When you first get to college you will be swimming in new information. Your college will take ‘Welcome Week’ (or your college’s equivalent) as an opportunity to load you up with everything from maps to information on clubs and student organizations.
Before you even step foot in a classroom, you will be knee deep in introduction materials to help you become acclimated with your new life on campus. With all this information, where are you supposed to begin?
The best advice I received when entering college was, surprisingly, to not spend hours reading this introductory material. Sure it’s good to skim, but there’s a better way to get information that is actually important to you.
Talk to older students and learn from them!
1. Older Students Know the Teachers
The teachers you get freshman year can make or break your first months in college. Finding a teacher who other students actually find interesting will mean that you’ll enjoy going to class instead of dreading it!
If your classes are early in the morning (many freshman classes are), your worst nightmare will be taking the cold trek across campus to hear some tenured artifact of a professor ramble on about math, chemistry, or his daughter’s cat.
Older students in your program know which professors to avoid. Befriend them early, take their advice, and escape showing up to class with nothing to look forward to other than ‘good old days’ stories and some bland PowerPoint slides.
2. All of Your Study Materials Are Already Created
All of your notes have already been taken. All the ‘cheat sheets’ have already been drafted. Unfortunately, they’re just not on your hard drive.
Older students took your same class (and probably sat in your seat!) just last semester. They took hours to carefully write detailed study guides for all the tests and some of them took detailed notes throughout the entire semester.
It would be a shame to have these carefully crafted resources go to waste. So, don’t let them! Befriend older students and make sure to ask if they have any notes from the classes you’ll be taking this semester. It’s no trouble for them to send them over, and it can save you hours of inefficient studying.
3. Older Students Know Where the Fun Is
Your college most likely gave you a massive stack of documents the first day you arrived. These documents will tell you where to eat, how to get to class, and where you can buy your books.
This information is helpful, but an honest freshman will tell you that they have other things on their mind.
Everyone wants to know where the fun is. For many, freshman year was little more than a mad dash to find that night’s party interspersed with a little time for classes and homework on the side.
Friends who are a few years ahead of you will be invaluable as you try to find fun on campus. They most likely know where the action is and will be able to help you find where you want to go if you’re just looking to kick back.

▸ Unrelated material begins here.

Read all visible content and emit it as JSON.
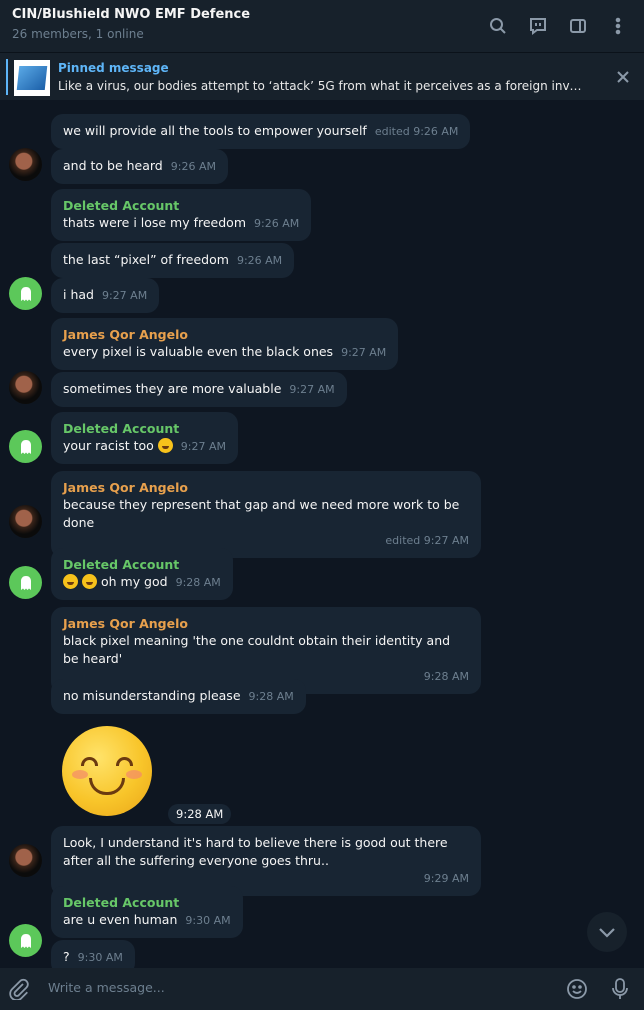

Interestingly enough, this kind of connection with other students will actually free up more of your time for studying! Many freshman spend a good deal of time looking for parties, and knowing that you’ve got a few options in your back pocket will help you stay focused when you need to take a couple late nights catching up for your biology class.